### PROMPT
The word "Normal" occurs in some lines of the data. Return each such line.

Dataset rows describing interfaces:
%%

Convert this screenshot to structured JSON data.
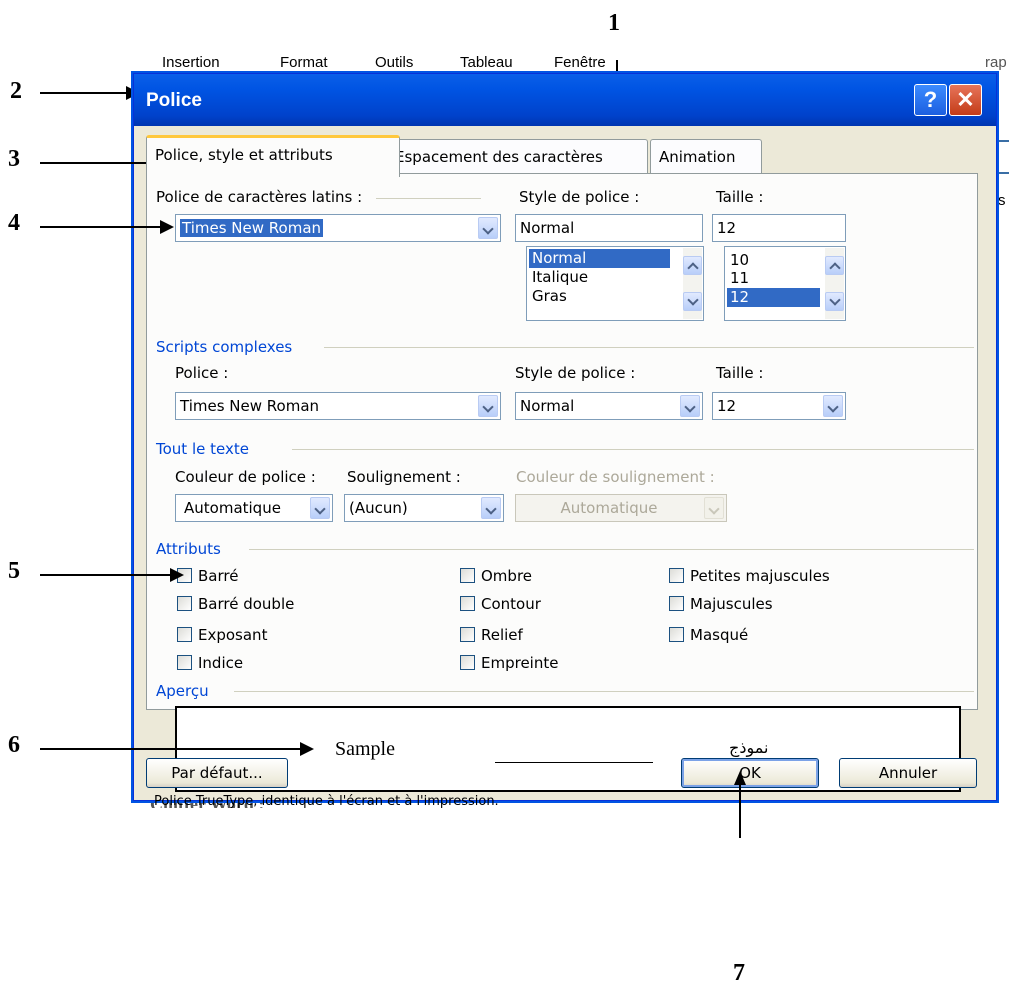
{
  "annotations": {
    "n1": "1",
    "n2": "2",
    "n3": "3",
    "n4": "4",
    "n5": "5",
    "n6": "6",
    "n7": "7"
  },
  "background": {
    "menu_items": [
      "Insertion",
      "Format",
      "Outils",
      "Tableau",
      "Fenêtre"
    ],
    "right_fragment": "rap",
    "right_side_s": "s",
    "bottom_fragment": "Chitter Word :"
  },
  "dialog": {
    "title": "Police",
    "help_glyph": "?",
    "close_glyph": "✕",
    "tabs": [
      "Police, style et attributs",
      "Espacement des caractères",
      "Animation"
    ],
    "latin": {
      "font_label": "Police de caractères latins :",
      "font_value": "Times New Roman",
      "style_label": "Style de police :",
      "style_value": "Normal",
      "style_options": [
        "Normal",
        "Italique",
        "Gras"
      ],
      "style_selected": "Normal",
      "size_label": "Taille :",
      "size_value": "12",
      "size_options": [
        "10",
        "11",
        "12"
      ],
      "size_selected": "12"
    },
    "complex": {
      "group_label": "Scripts complexes",
      "font_label": "Police :",
      "font_value": "Times New Roman",
      "style_label": "Style de police :",
      "style_value": "Normal",
      "size_label": "Taille :",
      "size_value": "12"
    },
    "all_text": {
      "group_label": "Tout le texte",
      "color_label": "Couleur de police :",
      "color_value": "Automatique",
      "underline_label": "Soulignement :",
      "underline_value": "(Aucun)",
      "underline_color_label": "Couleur de soulignement :",
      "underline_color_value": "Automatique"
    },
    "attributes": {
      "group_label": "Attributs",
      "col1": [
        "Barré",
        "Barré double",
        "Exposant",
        "Indice"
      ],
      "col2": [
        "Ombre",
        "Contour",
        "Relief",
        "Empreinte"
      ],
      "col3": [
        "Petites majuscules",
        "Majuscules",
        "Masqué"
      ]
    },
    "preview": {
      "group_label": "Aperçu",
      "latin_sample": "Sample",
      "arabic_sample": "نموذج",
      "description": "Police TrueType, identique à l'écran et à l'impression."
    },
    "buttons": {
      "default": "Par défaut...",
      "ok": "OK",
      "cancel": "Annuler"
    }
  },
  "colors": {
    "titlebar": "#0054e3",
    "dialog_bg": "#ece9d8",
    "group_label": "#0046d5",
    "selection": "#316ac5"
  }
}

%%

### RESPONSE AREA
      "style_value": "Normal",
        "Normal",
      "style_selected": "Normal",
      "style_value": "Normal",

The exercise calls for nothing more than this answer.